The field of antitrust law has focused for 30 years on whether prices increase when there is limited competition. Some academics and consumer groups have called for regulators to rethink that gauge. Amazon and Google, they say, defy that metric of antitrust law because the companies are gaining power even as they offer cheap or free goods.
One proponent of this change of thinking, Lina Khan, is an assistant to a Democratic commissioner at the FTC. Her focus on Amazon has been buoyed by Sen. Bernie Sanders, I-Vt., who has criticized the company and its chief executive, Jeff Bezos, for contributing to income inequality.
“The issue about Amazon is not just that the wealthiest person on earth, Jeff Bezos, is paying workers unlivable wages. It’s about the ‘new economy’ and the degradation of the human spirit — breaking down people, spitting them out and simply replacing them with new bodies,” Sanders said last week in a tweet.
Amazon has disputed Sanders’ accusations, saying the company offers stable pay and benefits for its employees. It has also disputed concerns the company has violated antitrust laws, saying it does not have a dominant market share of the retail market.
Some Republicans have also voiced concerns about the industry, and a growing number of economists are studying whether technology’s leading companies are increasing wage inequality. The economists are focused on whether the concentration of workforces at companies like Amazon have a disproportionate effect on wages, inflation and growth.
“These concerns raise a challenge to antitrust agency leadership, the courts and legislators,” Simons said Thursday.
Companies have argued against broad changes. Google, for instance, says it offers free search services and that consumers can easily switch to rival search engines online. Companies argue that the tech market is fast changing and regulations could quickly become outdated.
The FTC hearing, held at the Georgetown University School of Law, was filled with antitrust lawyers, some of whom had ties to the tech companies. Many warned that changes could make decisions on mergers and antitrust enforcement vulnerable to politics.
Janet McDavid, a panelist at the FTC hearing and a lawyer at Hogan Lovells, said simply going after companies because they were big was dangerous.

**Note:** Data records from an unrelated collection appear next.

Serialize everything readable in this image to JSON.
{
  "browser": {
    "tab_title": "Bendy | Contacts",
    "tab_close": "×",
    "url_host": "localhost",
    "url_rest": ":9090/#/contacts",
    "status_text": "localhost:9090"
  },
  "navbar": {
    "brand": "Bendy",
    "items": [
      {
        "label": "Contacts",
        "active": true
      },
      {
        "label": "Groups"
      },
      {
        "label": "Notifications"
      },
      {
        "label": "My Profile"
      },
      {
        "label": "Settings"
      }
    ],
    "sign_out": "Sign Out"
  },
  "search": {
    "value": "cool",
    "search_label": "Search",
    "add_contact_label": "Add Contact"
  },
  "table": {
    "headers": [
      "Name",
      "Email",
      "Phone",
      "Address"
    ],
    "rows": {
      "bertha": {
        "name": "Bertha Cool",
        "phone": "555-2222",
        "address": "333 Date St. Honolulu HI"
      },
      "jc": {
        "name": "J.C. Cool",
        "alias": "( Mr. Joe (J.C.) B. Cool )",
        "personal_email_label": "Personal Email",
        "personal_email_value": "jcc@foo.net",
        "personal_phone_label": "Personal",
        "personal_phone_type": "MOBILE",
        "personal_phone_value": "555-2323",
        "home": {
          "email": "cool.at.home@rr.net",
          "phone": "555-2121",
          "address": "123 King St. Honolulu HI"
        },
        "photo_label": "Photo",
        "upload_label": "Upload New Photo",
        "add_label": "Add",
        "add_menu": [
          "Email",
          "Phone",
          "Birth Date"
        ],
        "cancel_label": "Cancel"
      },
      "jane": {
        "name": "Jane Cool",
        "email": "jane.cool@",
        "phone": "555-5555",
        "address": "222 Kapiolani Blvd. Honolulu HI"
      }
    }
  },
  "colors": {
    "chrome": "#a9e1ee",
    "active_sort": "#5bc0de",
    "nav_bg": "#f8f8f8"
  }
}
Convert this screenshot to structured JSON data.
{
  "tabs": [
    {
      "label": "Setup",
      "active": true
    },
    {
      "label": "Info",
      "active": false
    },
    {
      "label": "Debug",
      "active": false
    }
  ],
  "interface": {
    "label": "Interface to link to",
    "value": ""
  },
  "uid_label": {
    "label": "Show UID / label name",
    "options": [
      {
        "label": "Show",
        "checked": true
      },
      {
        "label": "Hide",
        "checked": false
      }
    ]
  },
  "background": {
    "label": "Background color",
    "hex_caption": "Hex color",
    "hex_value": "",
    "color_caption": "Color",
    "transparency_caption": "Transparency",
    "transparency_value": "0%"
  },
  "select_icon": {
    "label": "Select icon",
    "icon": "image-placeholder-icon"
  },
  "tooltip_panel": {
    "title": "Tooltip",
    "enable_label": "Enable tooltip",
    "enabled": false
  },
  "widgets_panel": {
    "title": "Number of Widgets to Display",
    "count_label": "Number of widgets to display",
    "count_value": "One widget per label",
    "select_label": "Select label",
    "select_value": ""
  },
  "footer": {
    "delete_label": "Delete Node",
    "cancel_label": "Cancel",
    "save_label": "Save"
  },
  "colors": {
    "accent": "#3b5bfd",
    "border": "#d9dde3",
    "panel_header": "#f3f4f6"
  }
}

The “amorphous” concepts of big and fair in antitrust law could lend itself to political decisions, McDavid said.
“Which we certainly should eschew, especially now in the current political environment,” she said.